#### [TASK TO CARRY OUT]
Scan the entries below. Return every line that includes "total".

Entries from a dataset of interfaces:
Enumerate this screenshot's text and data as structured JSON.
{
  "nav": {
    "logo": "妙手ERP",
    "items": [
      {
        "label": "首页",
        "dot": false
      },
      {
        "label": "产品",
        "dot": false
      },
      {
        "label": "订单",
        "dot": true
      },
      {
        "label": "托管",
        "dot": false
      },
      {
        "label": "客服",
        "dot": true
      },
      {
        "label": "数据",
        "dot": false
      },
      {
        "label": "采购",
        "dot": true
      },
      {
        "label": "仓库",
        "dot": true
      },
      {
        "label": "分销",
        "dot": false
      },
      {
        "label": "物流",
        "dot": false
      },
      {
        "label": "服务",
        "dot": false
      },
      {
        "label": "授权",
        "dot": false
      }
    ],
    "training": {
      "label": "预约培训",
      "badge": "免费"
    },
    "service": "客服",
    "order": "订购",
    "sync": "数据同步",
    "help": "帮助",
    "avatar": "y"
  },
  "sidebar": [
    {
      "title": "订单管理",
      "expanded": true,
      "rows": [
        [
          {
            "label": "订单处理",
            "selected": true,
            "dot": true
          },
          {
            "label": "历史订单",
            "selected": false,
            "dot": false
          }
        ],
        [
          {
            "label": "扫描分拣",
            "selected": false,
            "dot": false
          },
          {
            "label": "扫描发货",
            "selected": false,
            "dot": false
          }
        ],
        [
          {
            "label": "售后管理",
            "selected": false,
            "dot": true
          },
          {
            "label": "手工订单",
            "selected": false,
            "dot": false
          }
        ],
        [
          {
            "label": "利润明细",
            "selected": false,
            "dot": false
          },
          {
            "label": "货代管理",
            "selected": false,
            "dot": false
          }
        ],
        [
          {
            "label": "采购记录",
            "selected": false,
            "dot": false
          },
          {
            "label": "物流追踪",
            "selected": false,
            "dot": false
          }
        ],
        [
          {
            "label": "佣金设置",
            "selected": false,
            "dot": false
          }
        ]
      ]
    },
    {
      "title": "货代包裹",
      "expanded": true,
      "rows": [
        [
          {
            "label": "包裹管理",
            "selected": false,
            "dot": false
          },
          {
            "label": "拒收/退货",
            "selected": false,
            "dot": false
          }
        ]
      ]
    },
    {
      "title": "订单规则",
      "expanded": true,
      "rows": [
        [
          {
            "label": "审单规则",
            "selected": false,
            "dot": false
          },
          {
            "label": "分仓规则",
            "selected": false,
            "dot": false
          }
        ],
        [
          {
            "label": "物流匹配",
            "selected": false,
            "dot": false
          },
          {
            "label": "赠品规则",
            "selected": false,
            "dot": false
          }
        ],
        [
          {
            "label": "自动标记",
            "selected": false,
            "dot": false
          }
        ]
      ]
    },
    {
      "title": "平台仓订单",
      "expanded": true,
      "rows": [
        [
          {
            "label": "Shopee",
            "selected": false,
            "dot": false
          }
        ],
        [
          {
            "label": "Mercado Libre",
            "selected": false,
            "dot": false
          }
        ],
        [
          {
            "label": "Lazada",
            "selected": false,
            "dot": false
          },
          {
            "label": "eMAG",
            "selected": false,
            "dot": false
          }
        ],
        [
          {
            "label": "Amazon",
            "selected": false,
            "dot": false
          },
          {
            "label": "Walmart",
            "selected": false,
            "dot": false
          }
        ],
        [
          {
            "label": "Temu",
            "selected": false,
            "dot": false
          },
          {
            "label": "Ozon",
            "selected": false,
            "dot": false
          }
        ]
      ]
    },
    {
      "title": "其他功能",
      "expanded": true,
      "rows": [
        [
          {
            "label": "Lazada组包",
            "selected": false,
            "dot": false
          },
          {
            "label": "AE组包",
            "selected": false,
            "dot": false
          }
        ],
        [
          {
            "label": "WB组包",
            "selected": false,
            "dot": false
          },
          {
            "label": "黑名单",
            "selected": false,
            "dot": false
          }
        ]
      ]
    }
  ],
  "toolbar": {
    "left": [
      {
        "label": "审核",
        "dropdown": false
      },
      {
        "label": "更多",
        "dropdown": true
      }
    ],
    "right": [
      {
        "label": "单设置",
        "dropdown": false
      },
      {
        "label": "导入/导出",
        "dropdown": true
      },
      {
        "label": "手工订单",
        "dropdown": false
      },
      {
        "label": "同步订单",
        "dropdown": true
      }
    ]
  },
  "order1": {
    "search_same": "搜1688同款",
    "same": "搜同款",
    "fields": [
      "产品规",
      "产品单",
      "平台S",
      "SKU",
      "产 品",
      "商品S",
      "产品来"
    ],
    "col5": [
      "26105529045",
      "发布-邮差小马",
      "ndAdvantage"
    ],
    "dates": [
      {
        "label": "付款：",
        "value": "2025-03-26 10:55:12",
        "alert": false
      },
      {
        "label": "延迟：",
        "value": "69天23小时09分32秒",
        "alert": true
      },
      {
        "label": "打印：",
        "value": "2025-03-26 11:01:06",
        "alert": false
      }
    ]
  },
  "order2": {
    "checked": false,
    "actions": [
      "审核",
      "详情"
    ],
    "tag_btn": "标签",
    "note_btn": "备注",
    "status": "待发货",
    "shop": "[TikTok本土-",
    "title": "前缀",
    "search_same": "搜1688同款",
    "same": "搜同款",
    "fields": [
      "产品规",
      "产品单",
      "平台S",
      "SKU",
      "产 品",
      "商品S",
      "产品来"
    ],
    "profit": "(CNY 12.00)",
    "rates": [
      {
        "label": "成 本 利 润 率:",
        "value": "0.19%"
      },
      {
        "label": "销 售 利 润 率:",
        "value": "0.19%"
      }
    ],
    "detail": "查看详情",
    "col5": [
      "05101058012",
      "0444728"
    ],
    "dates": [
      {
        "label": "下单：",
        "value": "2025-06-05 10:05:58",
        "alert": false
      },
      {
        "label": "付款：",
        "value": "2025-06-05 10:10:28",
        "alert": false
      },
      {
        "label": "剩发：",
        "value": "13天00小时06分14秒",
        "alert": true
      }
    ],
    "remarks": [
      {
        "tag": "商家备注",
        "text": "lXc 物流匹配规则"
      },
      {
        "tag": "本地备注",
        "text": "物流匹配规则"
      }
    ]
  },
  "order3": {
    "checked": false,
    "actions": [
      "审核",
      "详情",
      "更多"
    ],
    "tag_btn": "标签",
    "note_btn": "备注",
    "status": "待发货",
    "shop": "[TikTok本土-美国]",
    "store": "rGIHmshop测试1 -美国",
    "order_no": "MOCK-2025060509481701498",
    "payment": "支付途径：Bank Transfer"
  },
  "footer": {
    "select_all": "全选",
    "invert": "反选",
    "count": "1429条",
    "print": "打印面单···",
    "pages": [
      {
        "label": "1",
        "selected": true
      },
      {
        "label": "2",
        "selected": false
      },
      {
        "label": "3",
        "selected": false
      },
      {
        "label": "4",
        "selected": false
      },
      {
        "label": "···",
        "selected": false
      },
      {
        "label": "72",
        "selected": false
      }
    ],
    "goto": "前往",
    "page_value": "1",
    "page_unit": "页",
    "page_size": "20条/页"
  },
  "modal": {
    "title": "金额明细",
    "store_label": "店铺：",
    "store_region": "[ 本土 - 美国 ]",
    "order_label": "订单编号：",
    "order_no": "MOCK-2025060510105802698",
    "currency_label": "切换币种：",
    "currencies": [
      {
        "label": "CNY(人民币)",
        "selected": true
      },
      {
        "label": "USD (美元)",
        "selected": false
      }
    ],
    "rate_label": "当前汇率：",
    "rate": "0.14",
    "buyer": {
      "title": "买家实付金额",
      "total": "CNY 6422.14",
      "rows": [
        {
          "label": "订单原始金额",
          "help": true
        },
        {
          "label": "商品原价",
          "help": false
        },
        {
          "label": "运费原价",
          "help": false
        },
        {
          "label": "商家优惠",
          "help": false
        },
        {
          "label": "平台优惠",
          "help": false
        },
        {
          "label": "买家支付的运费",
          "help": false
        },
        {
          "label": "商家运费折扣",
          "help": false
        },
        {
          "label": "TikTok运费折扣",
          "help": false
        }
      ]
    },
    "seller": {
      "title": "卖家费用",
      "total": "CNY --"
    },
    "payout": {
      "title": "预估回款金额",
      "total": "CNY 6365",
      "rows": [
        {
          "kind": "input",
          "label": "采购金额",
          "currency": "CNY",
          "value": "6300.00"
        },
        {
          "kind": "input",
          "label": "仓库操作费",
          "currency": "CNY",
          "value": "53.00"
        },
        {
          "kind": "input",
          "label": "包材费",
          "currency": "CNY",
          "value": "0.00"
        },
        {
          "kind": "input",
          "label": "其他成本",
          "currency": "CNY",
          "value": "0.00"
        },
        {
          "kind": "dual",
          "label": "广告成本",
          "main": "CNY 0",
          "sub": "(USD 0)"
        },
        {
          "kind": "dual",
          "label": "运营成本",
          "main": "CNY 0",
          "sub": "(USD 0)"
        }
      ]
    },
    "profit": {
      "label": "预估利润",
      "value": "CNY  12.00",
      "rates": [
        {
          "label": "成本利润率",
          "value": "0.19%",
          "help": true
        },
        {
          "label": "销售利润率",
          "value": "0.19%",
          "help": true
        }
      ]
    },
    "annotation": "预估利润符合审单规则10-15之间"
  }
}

#### [EXERCISE ANSWER]
      "total": "CNY 6422.14",
      "total": "CNY --"
      "total": "CNY 6365",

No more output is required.